An S Corporation (S Corp) is a corporate entity form that elects to be taxed under Subsection S of the Internal Revenue Code (IRC). A business does not have to organize as a corporation to be taxed under subsection S of the IRC. As such, many of the tax benefits associated with a S Corp also apply to non-corporate entities. To make this tax election, the corporation must meet several requirements. Below, we explain everything you need to know about S Corps and S Corp tax benefits.
Formation of an S-Corp
A corporation is a business entity organized under state law. The first step in incorporating your business is to choose the state of incorporation. You can incorporate in any state, but you will need to register as a foreign corporation in every other state in which you carry on business. The first step in incorporating is filing the articles of incorporation with the state secretary of state’s office. Once approved, the incorporators will receive a certificate of incorporation or a charter indicating that the corporation now exists. During the initial meeting of directors (or through unanimous written consent), all directors must vote unanimously to elect taxation of the corporation under subsection S of the IRC. Once authorized, the directors will authorize a company agent to request a Federal Employer Identification Number (FEIN) and make the election to be taxed under Subsection S by filing Form 2553 with the IRS. The company will need to attest that it meets all of the eligibility requirements for this tax election.
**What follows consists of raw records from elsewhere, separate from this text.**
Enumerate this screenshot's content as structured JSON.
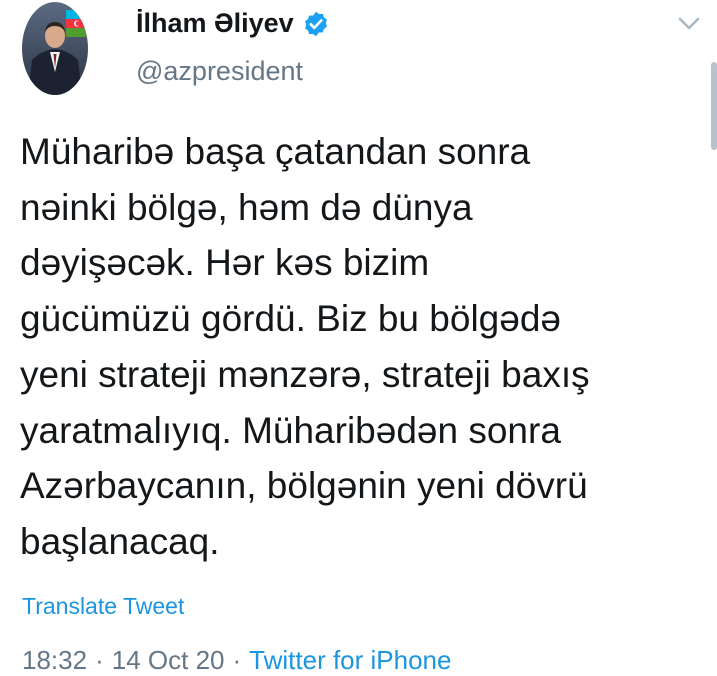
{
  "author": {
    "display_name": "İlham Əliyev",
    "handle": "@azpresident",
    "verified": true,
    "avatar_icon": "profile-photo-with-azerbaijan-flag"
  },
  "tweet": {
    "text": "Müharibə başa çatandan sonra\nnəinki bölgə, həm də dünya\ndəyişəcək. Hər kəs bizim\ngücümüzü gördü. Biz bu  bölgədə\nyeni strateji mənzərə, strateji baxış\nyaratmalıyıq. Müharibədən sonra\nAzərbaycanın, bölgənin yeni dövrü\nbaşlanacaq.",
    "translate_label": "Translate Tweet",
    "time": "18:32",
    "date": "14 Oct 20",
    "separator": "·",
    "source": "Twitter for iPhone"
  },
  "colors": {
    "link": "#1b95e0",
    "secondary_text": "#657786",
    "primary_text": "#14171a",
    "verified_badge": "#1da1f2"
  },
  "icons": {
    "verified": "verified-badge-icon",
    "menu": "chevron-down-icon"
  }
}
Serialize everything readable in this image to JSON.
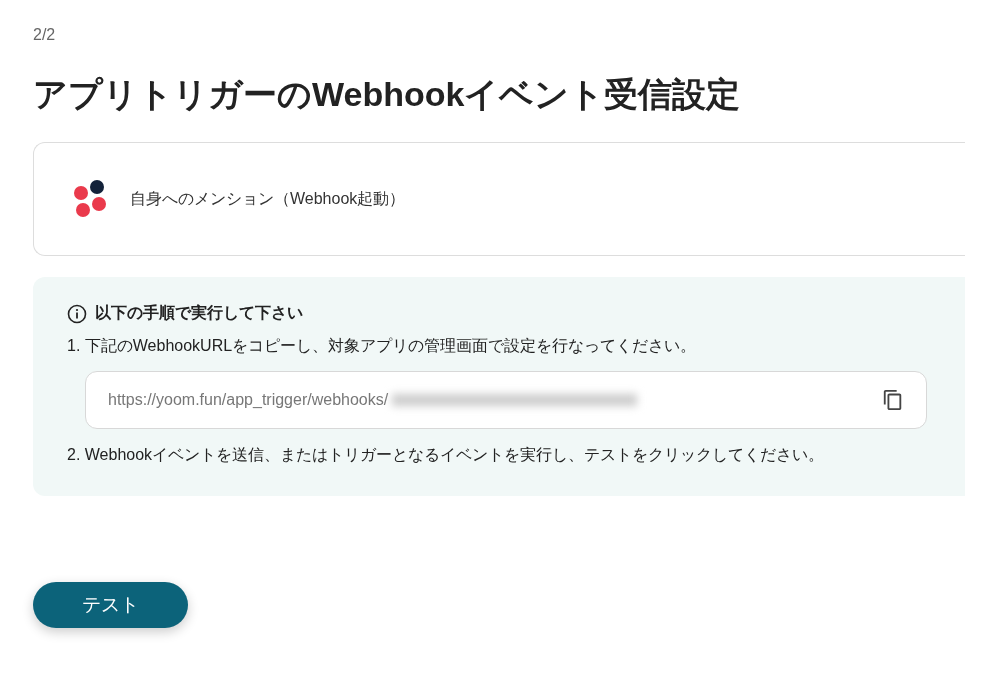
{
  "step": "2/2",
  "title": "アプリトリガーのWebhookイベント受信設定",
  "trigger": {
    "label": "自身へのメンション（Webhook起動）"
  },
  "instructions": {
    "heading": "以下の手順で実行して下さい",
    "steps": [
      {
        "kind": "text",
        "text": "1. 下記のWebhookURLをコピーし、対象アプリの管理画面で設定を行なってください。"
      },
      {
        "kind": "url",
        "value": "https://yoom.fun/app_trigger/webhooks/"
      },
      {
        "kind": "text",
        "text": "2. Webhookイベントを送信、またはトリガーとなるイベントを実行し、テストをクリックしてください。"
      }
    ]
  },
  "button": "テスト"
}
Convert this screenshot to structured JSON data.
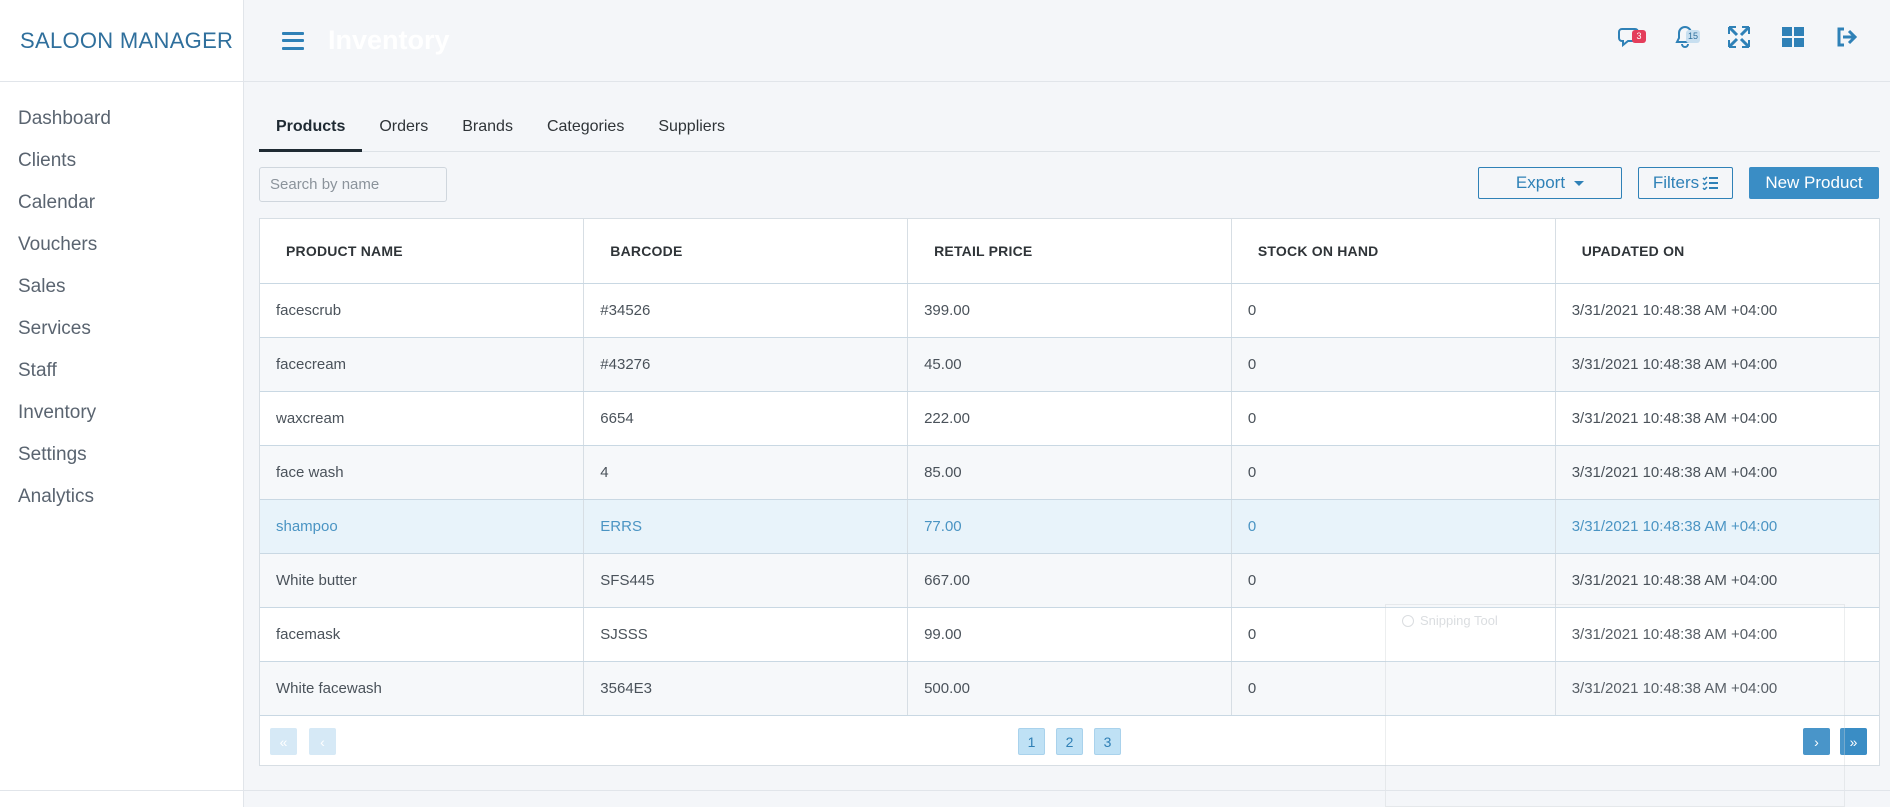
{
  "app": {
    "brand": "SALOON MANAGER"
  },
  "sidebar": {
    "items": [
      {
        "label": "Dashboard"
      },
      {
        "label": "Clients"
      },
      {
        "label": "Calendar"
      },
      {
        "label": "Vouchers"
      },
      {
        "label": "Sales"
      },
      {
        "label": "Services"
      },
      {
        "label": "Staff"
      },
      {
        "label": "Inventory"
      },
      {
        "label": "Settings"
      },
      {
        "label": "Analytics"
      }
    ]
  },
  "header": {
    "title": "Inventory",
    "icons": [
      {
        "name": "chat-icon",
        "badge": "3"
      },
      {
        "name": "bell-icon",
        "badge": "15"
      },
      {
        "name": "fullscreen-icon"
      },
      {
        "name": "grid-icon"
      },
      {
        "name": "logout-icon"
      }
    ]
  },
  "tabs": [
    {
      "label": "Products",
      "active": true
    },
    {
      "label": "Orders"
    },
    {
      "label": "Brands"
    },
    {
      "label": "Categories"
    },
    {
      "label": "Suppliers"
    }
  ],
  "toolbar": {
    "search_placeholder": "Search by name",
    "export_label": "Export",
    "filters_label": "Filters",
    "new_label": "New Product"
  },
  "table": {
    "columns": [
      "PRODUCT NAME",
      "BARCODE",
      "RETAIL PRICE",
      "STOCK ON HAND",
      "UPADATED ON"
    ],
    "rows": [
      [
        "facescrub",
        "#34526",
        "399.00",
        "0",
        "3/31/2021 10:48:38 AM +04:00"
      ],
      [
        "facecream",
        "#43276",
        "45.00",
        "0",
        "3/31/2021 10:48:38 AM +04:00"
      ],
      [
        "waxcream",
        "6654",
        "222.00",
        "0",
        "3/31/2021 10:48:38 AM +04:00"
      ],
      [
        "face wash",
        "4",
        "85.00",
        "0",
        "3/31/2021 10:48:38 AM +04:00"
      ],
      [
        "shampoo",
        "ERRS",
        "77.00",
        "0",
        "3/31/2021 10:48:38 AM +04:00"
      ],
      [
        "White butter",
        "SFS445",
        "667.00",
        "0",
        "3/31/2021 10:48:38 AM +04:00"
      ],
      [
        "facemask",
        "SJSSS",
        "99.00",
        "0",
        "3/31/2021 10:48:38 AM +04:00"
      ],
      [
        "White facewash",
        "3564E3",
        "500.00",
        "0",
        "3/31/2021 10:48:38 AM +04:00"
      ]
    ],
    "highlighted_row": 4
  },
  "pagination": {
    "first": "«",
    "prev": "‹",
    "pages": [
      "1",
      "2",
      "3"
    ],
    "next": "›",
    "last": "»"
  },
  "overlay": {
    "title": "Snipping Tool"
  },
  "colors": {
    "accent": "#3a8dc5",
    "brand": "#2f6f9c",
    "badge_red": "#e43d5b"
  }
}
Ownership and Control of an S-Corp
The ownership structure of an S Corp consists of shareholders, directors, and officer. Frequently, the same individuals will hold all three positions at the same time. This is common with smaller, closely-held companies. To qualify as an S-Corp there can be no more than 100 shareholders. Also, all shareholders must be human beings or certain types of holding trusts or estates. Further, all shareholders must be US citizens. There is an exception that allows foreigners to own an interest in an S Corp if it is held in an Electing Small Business Trust. The S Corp can issue only one class of stock — generally common stock.
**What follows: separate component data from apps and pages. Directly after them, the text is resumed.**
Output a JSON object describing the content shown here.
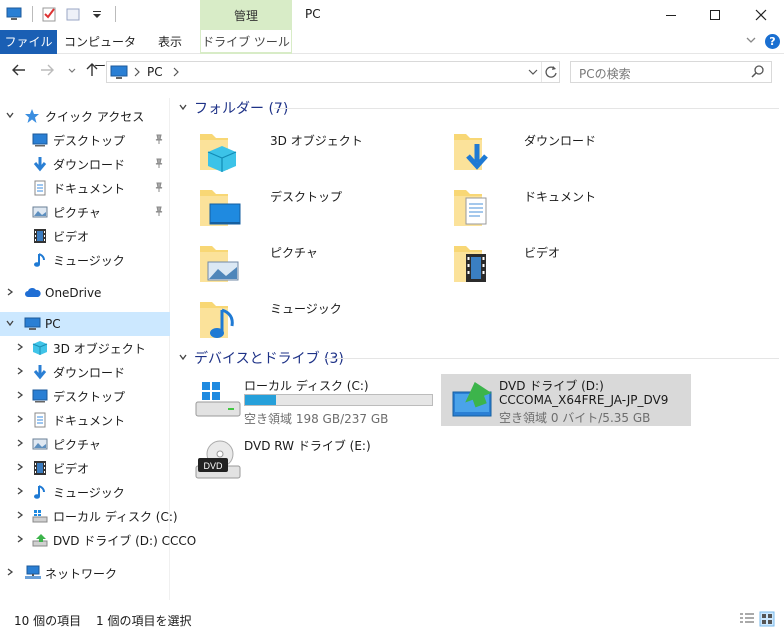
{
  "title_bar": {
    "manage_tab": "管理",
    "window_title": "PC"
  },
  "ribbon": {
    "tabs": [
      "ファイル",
      "コンピューター",
      "表示"
    ],
    "contextual_tab": "ドライブ ツール",
    "help": "?"
  },
  "address": {
    "crumb": "PC",
    "search_placeholder": "PCの検索"
  },
  "nav": {
    "quick_access": {
      "label": "クイック アクセス",
      "items": [
        {
          "label": "デスクトップ",
          "icon": "desktop-icon"
        },
        {
          "label": "ダウンロード",
          "icon": "download-icon"
        },
        {
          "label": "ドキュメント",
          "icon": "document-icon"
        },
        {
          "label": "ピクチャ",
          "icon": "picture-icon"
        },
        {
          "label": "ビデオ",
          "icon": "video-icon"
        },
        {
          "label": "ミュージック",
          "icon": "music-icon"
        }
      ]
    },
    "onedrive": "OneDrive",
    "pc": {
      "label": "PC",
      "items": [
        {
          "label": "3D オブジェクト",
          "icon": "3d-objects-icon"
        },
        {
          "label": "ダウンロード",
          "icon": "download-icon"
        },
        {
          "label": "デスクトップ",
          "icon": "desktop-icon"
        },
        {
          "label": "ドキュメント",
          "icon": "document-icon"
        },
        {
          "label": "ピクチャ",
          "icon": "picture-icon"
        },
        {
          "label": "ビデオ",
          "icon": "video-icon"
        },
        {
          "label": "ミュージック",
          "icon": "music-icon"
        },
        {
          "label": "ローカル ディスク (C:)",
          "icon": "local-disk-icon"
        },
        {
          "label": "DVD ドライブ (D:) CCCO",
          "icon": "dvd-drive-icon"
        }
      ]
    },
    "network": "ネットワーク"
  },
  "content": {
    "folders_header": "フォルダー (7)",
    "folders": [
      {
        "name": "3D オブジェクト",
        "icon": "3d-objects-folder-icon"
      },
      {
        "name": "ダウンロード",
        "icon": "downloads-folder-icon"
      },
      {
        "name": "デスクトップ",
        "icon": "desktop-folder-icon"
      },
      {
        "name": "ドキュメント",
        "icon": "documents-folder-icon"
      },
      {
        "name": "ピクチャ",
        "icon": "pictures-folder-icon"
      },
      {
        "name": "ビデオ",
        "icon": "videos-folder-icon"
      },
      {
        "name": "ミュージック",
        "icon": "music-folder-icon"
      }
    ],
    "devices_header": "デバイスとドライブ (3)",
    "drives": [
      {
        "name": "ローカル ディスク (C:)",
        "free": "空き領域 198 GB/237 GB",
        "used_fraction": 0.165
      },
      {
        "name": "DVD ドライブ (D:)",
        "volume": "CCCOMA_X64FRE_JA-JP_DV9",
        "free": "空き領域 0 バイト/5.35 GB"
      },
      {
        "name": "DVD RW ドライブ (E:)",
        "badge": "DVD"
      }
    ]
  },
  "status": {
    "item_count": "10 個の項目",
    "selection": "1 個の項目を選択"
  },
  "colors": {
    "accent": "#1a5fb4",
    "selection": "#cce8ff",
    "manage_green": "#d8ecc7",
    "bar_fill": "#26a0da",
    "folder_yellow": "#f8d775"
  }
}
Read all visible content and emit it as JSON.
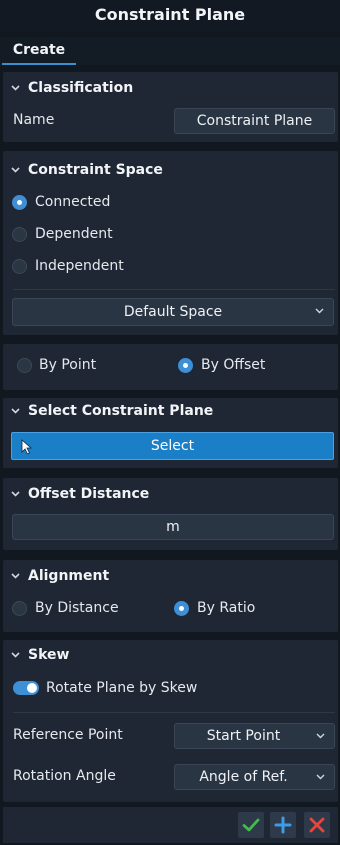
{
  "window": {
    "title": "Constraint Plane"
  },
  "tabs": [
    {
      "label": "Create"
    }
  ],
  "classification": {
    "header": "Classification",
    "name_label": "Name",
    "name_value": "Constraint Plane"
  },
  "constraint_space": {
    "header": "Constraint Space",
    "options": [
      {
        "label": "Connected",
        "selected": true
      },
      {
        "label": "Dependent",
        "selected": false
      },
      {
        "label": "Independent",
        "selected": false
      }
    ],
    "space_dropdown": "Default Space"
  },
  "mode": {
    "options": [
      {
        "label": "By Point",
        "selected": false
      },
      {
        "label": "By Offset",
        "selected": true
      }
    ]
  },
  "select_plane": {
    "header": "Select Constraint Plane",
    "button_label": "Select"
  },
  "offset": {
    "header": "Offset Distance",
    "value": "m"
  },
  "alignment": {
    "header": "Alignment",
    "options": [
      {
        "label": "By Distance",
        "selected": false
      },
      {
        "label": "By Ratio",
        "selected": true
      }
    ]
  },
  "skew": {
    "header": "Skew",
    "toggle_label": "Rotate Plane by Skew",
    "toggle_on": true,
    "reference_label": "Reference Point",
    "reference_value": "Start Point",
    "rotation_label": "Rotation Angle",
    "rotation_value": "Angle of Ref."
  },
  "footer": {
    "ok_icon": "check-icon",
    "add_icon": "plus-icon",
    "cancel_icon": "close-icon"
  },
  "colors": {
    "accent": "#1b7fc8",
    "panel": "#1e2733",
    "background": "#111820",
    "ok": "#3fbf4a",
    "add": "#3d9be9",
    "cancel": "#e8453c"
  }
}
Personal Liability Protection for S-Corp Owners
As with all corporations, shareholders of an S Corp have personal liability protections for the debts and obligations of the corporation. The risk to the shareholders of being held personally liable increases if the S Corp is closely held and the shareholder also serves as director and officer. This is because there is less separation in the roles of each individual. An officer and director may be liable for her own torts of for malfeasance in managing the company. Also, in closely-held companies, it is more likely that courts will impute a duty of care to shareholders to act in the best interest of the company or other shareholders.
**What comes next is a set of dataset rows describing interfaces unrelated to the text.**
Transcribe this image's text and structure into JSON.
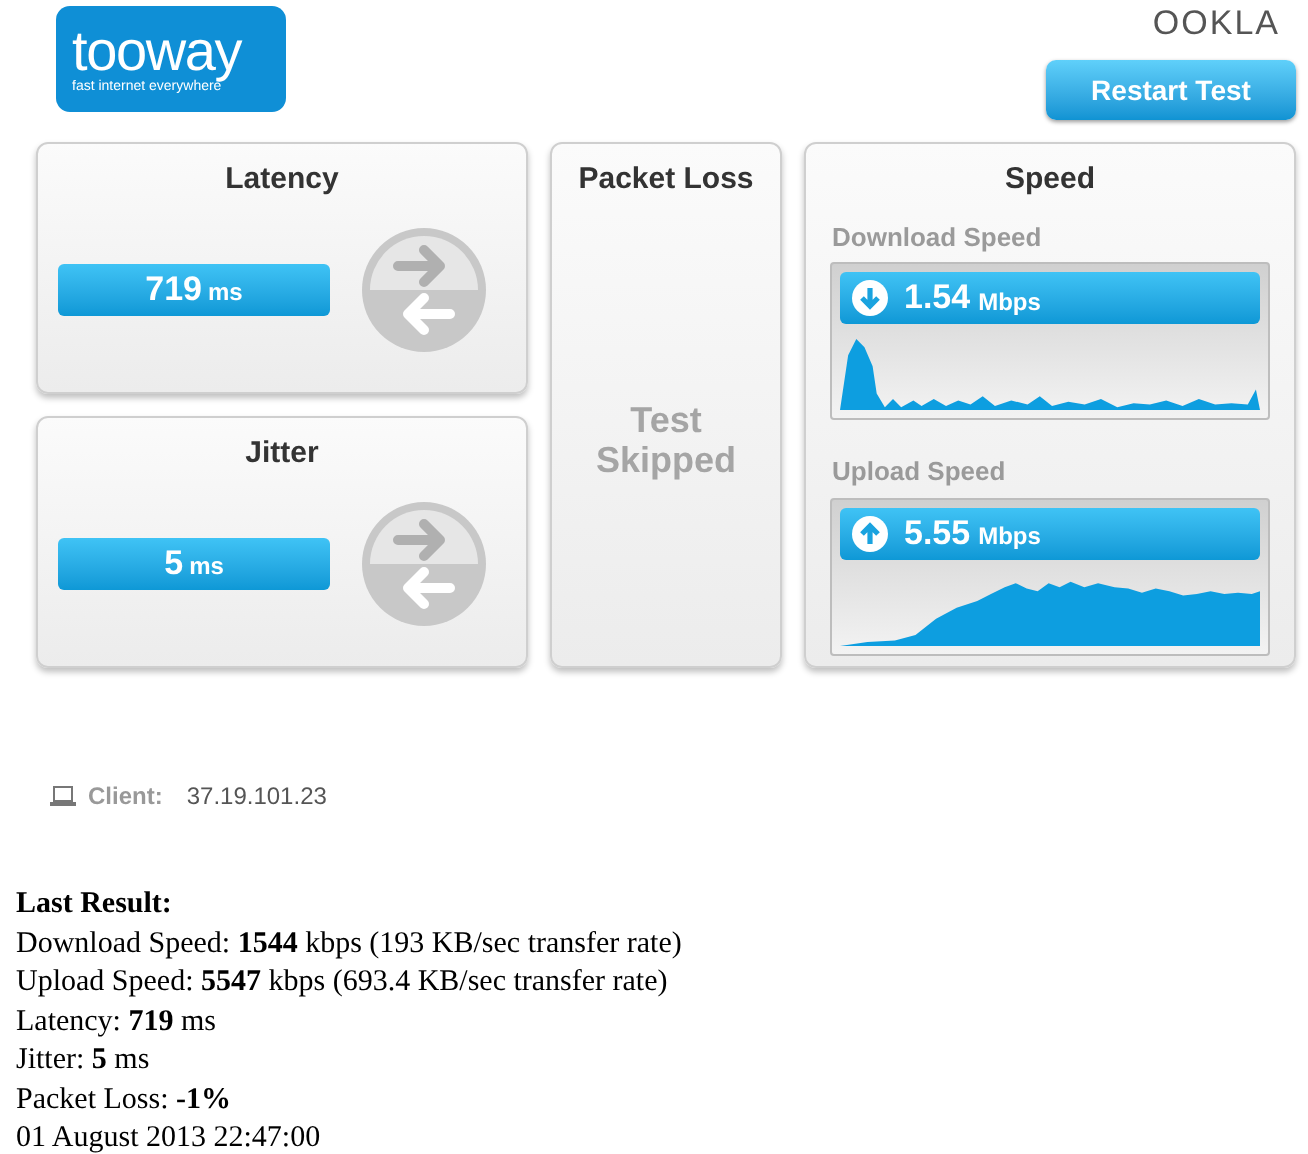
{
  "logo": {
    "name": "tooway",
    "tagline": "fast internet everywhere"
  },
  "brand": "OOKLA",
  "restart_button": "Restart Test",
  "metrics": [
    {
      "title": "Latency",
      "value": "719",
      "unit": "ms"
    },
    {
      "title": "Jitter",
      "value": "5",
      "unit": "ms"
    }
  ],
  "packet_loss": {
    "title": "Packet Loss",
    "status": "Test Skipped"
  },
  "speed": {
    "title": "Speed",
    "tests": [
      {
        "kind": "download",
        "label": "Download Speed",
        "value": "1.54",
        "unit": "Mbps"
      },
      {
        "kind": "upload",
        "label": "Upload Speed",
        "value": "5.55",
        "unit": "Mbps"
      }
    ]
  },
  "client": {
    "label": "Client:",
    "ip": "37.19.101.23"
  },
  "last_result": {
    "title": "Last Result:",
    "lines": [
      "Download Speed: **1544** kbps (193 KB/sec transfer rate)",
      "Upload Speed: **5547** kbps (693.4 KB/sec transfer rate)",
      "Latency: **719** ms",
      "Jitter: **5** ms",
      "Packet Loss: **-1%**",
      "01 August 2013 22:47:00"
    ]
  }
}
Compensation and Taxation of an S-Corp
S Corps are pass-through tax entities. The S Corp generates revenues, subtracts the costs of doing business, and the result is corporate profit. One of the primary costs to the S Corp will be the salaries of corporate employees. Unlike the owners of a partnership-taxed entity, the owners of an S Corp can work for the corporation and receive a salary. In partnership-taxed entities, owners must receive any compensation for services as a distribution of profits. Any profits of the S Corp automatically flow through to the shareholders for tax purposes. This makes S Corps pass through tax entities. This is true even if the corporation does not actually distribute the profits to the shareholders as dividends. The shareholders are still subject to taxation on their share of the profits. The shareholders share of profits is based entirely on her percentage of ownership. Unlike in partnership-taxed entities, there is no special allocations of profits allowed in an S Corp. The distribution of profits to shareholders is taxed at the shareholder’s ordinary income tax rate. As of 2018, the amount of profits taxable to shareholders automatically receives a 20% deduction. This new rule makes S Corp status an attractive entity form. This is an S Corp tax benefit. Also, S Corp profits are not subject to Federal Income Contribution Act (FICA) taxes. FICA is made up of Medicare and Social Security taxes.
A shareholder’s basis in the corporation (the amount the shareholder paid for her ownership interest) is the value of cash or property contributed to the S Corp in exchange for the ownership interest. The shareholder’s basis increases by her share of the business profits and by the additional contributions she makes to the business. Her basis is decreased by the distribution of profits that she receives or her share of the company’s losses. As such, if an investor does not take a dividend from company profits, her basis in her company shares go up. Likewise, if the company sustains losses, the basis in her shares diminish. The shareholder will not actually realize a profit or loss in this scenario until the shares are eventually sold. If the shares sell for an amount in excess of her basis, she will be taxed at a capital-gain rate on the excess.
Each state has its own rules for income taxation of business entities. There are many S Corp tax benefits. If you are doing business in other states, you must also register in those states as a foreign corporation. Most states follow the federal rules and do not tax the profits of the S Corp. However, there are a few states that assess an income tax on the S Corp itself in addition to the taxes paid by shareholders.
LawTrades Knows Business Entities
Forming a business entity, such as an S Corporation, and setting it up for operations can be tricky. Let the legal professionals at LawTrades assist you in your efforts when incorporating your business.